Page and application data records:
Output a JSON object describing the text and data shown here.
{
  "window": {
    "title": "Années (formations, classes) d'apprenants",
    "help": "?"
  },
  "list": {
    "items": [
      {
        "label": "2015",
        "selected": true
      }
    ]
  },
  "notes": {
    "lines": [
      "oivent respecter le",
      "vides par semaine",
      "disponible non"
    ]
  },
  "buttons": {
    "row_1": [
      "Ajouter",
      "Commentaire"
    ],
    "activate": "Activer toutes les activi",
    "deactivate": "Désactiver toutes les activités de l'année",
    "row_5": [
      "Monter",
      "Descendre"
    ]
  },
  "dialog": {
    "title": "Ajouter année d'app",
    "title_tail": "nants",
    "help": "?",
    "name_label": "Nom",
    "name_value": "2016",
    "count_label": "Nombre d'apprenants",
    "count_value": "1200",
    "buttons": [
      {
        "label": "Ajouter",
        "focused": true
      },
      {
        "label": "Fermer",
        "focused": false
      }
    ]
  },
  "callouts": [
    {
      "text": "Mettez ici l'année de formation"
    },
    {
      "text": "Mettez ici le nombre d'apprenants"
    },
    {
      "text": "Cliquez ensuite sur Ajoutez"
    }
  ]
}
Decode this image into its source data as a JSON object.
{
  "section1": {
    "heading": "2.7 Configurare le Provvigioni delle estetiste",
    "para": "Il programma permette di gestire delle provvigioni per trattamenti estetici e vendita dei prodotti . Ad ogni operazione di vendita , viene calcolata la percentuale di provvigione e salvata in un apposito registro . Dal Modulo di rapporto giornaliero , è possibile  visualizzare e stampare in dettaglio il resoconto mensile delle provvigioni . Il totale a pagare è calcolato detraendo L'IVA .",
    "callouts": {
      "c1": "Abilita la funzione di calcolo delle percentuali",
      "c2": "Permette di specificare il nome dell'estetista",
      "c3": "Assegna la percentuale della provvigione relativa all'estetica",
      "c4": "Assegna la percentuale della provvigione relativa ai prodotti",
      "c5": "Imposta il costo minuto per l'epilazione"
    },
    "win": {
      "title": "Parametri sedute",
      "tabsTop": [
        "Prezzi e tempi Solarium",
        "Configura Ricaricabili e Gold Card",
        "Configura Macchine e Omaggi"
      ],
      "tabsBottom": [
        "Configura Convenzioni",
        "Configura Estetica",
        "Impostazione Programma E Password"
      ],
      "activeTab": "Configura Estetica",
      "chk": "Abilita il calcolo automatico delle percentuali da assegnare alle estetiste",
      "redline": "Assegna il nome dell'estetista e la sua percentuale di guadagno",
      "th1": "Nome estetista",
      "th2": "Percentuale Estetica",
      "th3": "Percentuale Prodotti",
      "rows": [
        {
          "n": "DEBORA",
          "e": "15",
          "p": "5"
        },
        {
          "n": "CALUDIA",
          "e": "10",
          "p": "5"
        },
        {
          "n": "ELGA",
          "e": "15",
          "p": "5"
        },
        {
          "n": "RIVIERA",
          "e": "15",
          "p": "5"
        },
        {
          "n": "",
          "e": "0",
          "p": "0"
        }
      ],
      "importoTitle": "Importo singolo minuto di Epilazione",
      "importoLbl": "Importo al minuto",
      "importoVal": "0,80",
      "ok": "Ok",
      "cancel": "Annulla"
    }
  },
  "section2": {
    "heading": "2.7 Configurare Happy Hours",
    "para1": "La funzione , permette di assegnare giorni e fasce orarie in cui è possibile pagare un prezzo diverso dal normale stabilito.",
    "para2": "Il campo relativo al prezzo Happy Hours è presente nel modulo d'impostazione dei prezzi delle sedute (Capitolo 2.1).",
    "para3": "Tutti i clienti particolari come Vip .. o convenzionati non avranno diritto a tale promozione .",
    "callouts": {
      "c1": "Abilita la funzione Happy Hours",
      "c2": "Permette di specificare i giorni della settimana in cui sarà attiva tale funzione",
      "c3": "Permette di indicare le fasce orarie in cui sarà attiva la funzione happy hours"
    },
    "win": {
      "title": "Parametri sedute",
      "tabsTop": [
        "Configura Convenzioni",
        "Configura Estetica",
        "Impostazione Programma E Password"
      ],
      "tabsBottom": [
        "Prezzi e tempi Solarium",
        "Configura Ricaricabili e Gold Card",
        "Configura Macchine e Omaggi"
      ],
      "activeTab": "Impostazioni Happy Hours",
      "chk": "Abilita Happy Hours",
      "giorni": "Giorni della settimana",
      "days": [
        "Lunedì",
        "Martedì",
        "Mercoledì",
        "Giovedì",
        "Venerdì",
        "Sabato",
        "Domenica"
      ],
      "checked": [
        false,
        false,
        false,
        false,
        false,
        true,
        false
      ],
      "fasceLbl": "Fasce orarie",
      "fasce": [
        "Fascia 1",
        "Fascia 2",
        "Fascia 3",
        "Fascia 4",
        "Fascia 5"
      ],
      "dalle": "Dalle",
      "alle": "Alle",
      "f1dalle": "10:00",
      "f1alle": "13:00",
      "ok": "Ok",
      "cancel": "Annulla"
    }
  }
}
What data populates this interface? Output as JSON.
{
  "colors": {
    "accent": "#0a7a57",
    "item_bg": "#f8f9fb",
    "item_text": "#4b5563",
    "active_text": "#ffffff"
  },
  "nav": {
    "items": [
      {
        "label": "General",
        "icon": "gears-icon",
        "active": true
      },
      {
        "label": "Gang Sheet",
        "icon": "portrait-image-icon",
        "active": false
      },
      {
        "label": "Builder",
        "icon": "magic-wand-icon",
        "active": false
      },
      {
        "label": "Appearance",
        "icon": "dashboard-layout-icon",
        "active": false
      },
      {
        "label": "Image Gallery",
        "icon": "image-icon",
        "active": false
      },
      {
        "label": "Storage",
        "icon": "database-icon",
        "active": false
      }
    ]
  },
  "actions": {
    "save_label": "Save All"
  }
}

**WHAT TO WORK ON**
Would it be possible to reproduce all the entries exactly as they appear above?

**YOUR SOLUTION**
Output a JSON object describing the text and data shown here.
{
  "window": {
    "title": "Années (formations, classes) d'apprenants",
    "help": "?"
  },
  "list": {
    "items": [
      {
        "label": "2015",
        "selected": true
      }
    ]
  },
  "notes": {
    "lines": [
      "oivent respecter le",
      "vides par semaine",
      "disponible non"
    ]
  },
  "buttons": {
    "row_1": [
      "Ajouter",
      "Commentaire"
    ],
    "activate": "Activer toutes les activi",
    "deactivate": "Désactiver toutes les activités de l'année",
    "row_5": [
      "Monter",
      "Descendre"
    ]
  },
  "dialog": {
    "title": "Ajouter année d'app",
    "title_tail": "nants",
    "help": "?",
    "name_label": "Nom",
    "name_value": "2016",
    "count_label": "Nombre d'apprenants",
    "count_value": "1200",
    "buttons": [
      {
        "label": "Ajouter",
        "focused": true
      },
      {
        "label": "Fermer",
        "focused": false
      }
    ]
  },
  "callouts": [
    {
      "text": "Mettez ici l'année de formation"
    },
    {
      "text": "Mettez ici le nombre d'apprenants"
    },
    {
      "text": "Cliquez ensuite sur Ajoutez"
    }
  ]
}
Decode this image into its source data as a JSON object.
{
  "section1": {
    "heading": "2.7 Configurare le Provvigioni delle estetiste",
    "para": "Il programma permette di gestire delle provvigioni per trattamenti estetici e vendita dei prodotti . Ad ogni operazione di vendita , viene calcolata la percentuale di provvigione e salvata in un apposito registro . Dal Modulo di rapporto giornaliero , è possibile  visualizzare e stampare in dettaglio il resoconto mensile delle provvigioni . Il totale a pagare è calcolato detraendo L'IVA .",
    "callouts": {
      "c1": "Abilita la funzione di calcolo delle percentuali",
      "c2": "Permette di specificare il nome dell'estetista",
      "c3": "Assegna la percentuale della provvigione relativa all'estetica",
      "c4": "Assegna la percentuale della provvigione relativa ai prodotti",
      "c5": "Imposta il costo minuto per l'epilazione"
    },
    "win": {
      "title": "Parametri sedute",
      "tabsTop": [
        "Prezzi e tempi Solarium",
        "Configura Ricaricabili e Gold Card",
        "Configura Macchine e Omaggi"
      ],
      "tabsBottom": [
        "Configura Convenzioni",
        "Configura Estetica",
        "Impostazione Programma E Password"
      ],
      "activeTab": "Configura Estetica",
      "chk": "Abilita il calcolo automatico delle percentuali da assegnare alle estetiste",
      "redline": "Assegna il nome dell'estetista e la sua percentuale di guadagno",
      "th1": "Nome estetista",
      "th2": "Percentuale Estetica",
      "th3": "Percentuale Prodotti",
      "rows": [
        {
          "n": "DEBORA",
          "e": "15",
          "p": "5"
        },
        {
          "n": "CALUDIA",
          "e": "10",
          "p": "5"
        },
        {
          "n": "ELGA",
          "e": "15",
          "p": "5"
        },
        {
          "n": "RIVIERA",
          "e": "15",
          "p": "5"
        },
        {
          "n": "",
          "e": "0",
          "p": "0"
        }
      ],
      "importoTitle": "Importo singolo minuto di Epilazione",
      "importoLbl": "Importo al minuto",
      "importoVal": "0,80",
      "ok": "Ok",
      "cancel": "Annulla"
    }
  },
  "section2": {
    "heading": "2.7 Configurare Happy Hours",
    "para1": "La funzione , permette di assegnare giorni e fasce orarie in cui è possibile pagare un prezzo diverso dal normale stabilito.",
    "para2": "Il campo relativo al prezzo Happy Hours è presente nel modulo d'impostazione dei prezzi delle sedute (Capitolo 2.1).",
    "para3": "Tutti i clienti particolari come Vip .. o convenzionati non avranno diritto a tale promozione .",
    "callouts": {
      "c1": "Abilita la funzione Happy Hours",
      "c2": "Permette di specificare i giorni della settimana in cui sarà attiva tale funzione",
      "c3": "Permette di indicare le fasce orarie in cui sarà attiva la funzione happy hours"
    },
    "win": {
      "title": "Parametri sedute",
      "tabsTop": [
        "Configura Convenzioni",
        "Configura Estetica",
        "Impostazione Programma E Password"
      ],
      "tabsBottom": [
        "Prezzi e tempi Solarium",
        "Configura Ricaricabili e Gold Card",
        "Configura Macchine e Omaggi"
      ],
      "activeTab": "Impostazioni Happy Hours",
      "chk": "Abilita Happy Hours",
      "giorni": "Giorni della settimana",
      "days": [
        "Lunedì",
        "Martedì",
        "Mercoledì",
        "Giovedì",
        "Venerdì",
        "Sabato",
        "Domenica"
      ],
      "checked": [
        false,
        false,
        false,
        false,
        false,
        true,
        false
      ],
      "fasceLbl": "Fasce orarie",
      "fasce": [
        "Fascia 1",
        "Fascia 2",
        "Fascia 3",
        "Fascia 4",
        "Fascia 5"
      ],
      "dalle": "Dalle",
      "alle": "Alle",
      "f1dalle": "10:00",
      "f1alle": "13:00",
      "ok": "Ok",
      "cancel": "Annulla"
    }
  }
}
What data populates this interface? Output as JSON.
{
  "colors": {
    "accent": "#0a7a57",
    "item_bg": "#f8f9fb",
    "item_text": "#4b5563",
    "active_text": "#ffffff"
  },
  "nav": {
    "items": [
      {
        "label": "General",
        "icon": "gears-icon",
        "active": true
      },
      {
        "label": "Gang Sheet",
        "icon": "portrait-image-icon",
        "active": false
      },
      {
        "label": "Builder",
        "icon": "magic-wand-icon",
        "active": false
      },
      {
        "label": "Appearance",
        "icon": "dashboard-layout-icon",
        "active": false
      },
      {
        "label": "Image Gallery",
        "icon": "image-icon",
        "active": false
      },
      {
        "label": "Storage",
        "icon": "database-icon",
        "active": false
      }
    ]
  },
  "actions": {
    "save_label": "Save All"
  }
}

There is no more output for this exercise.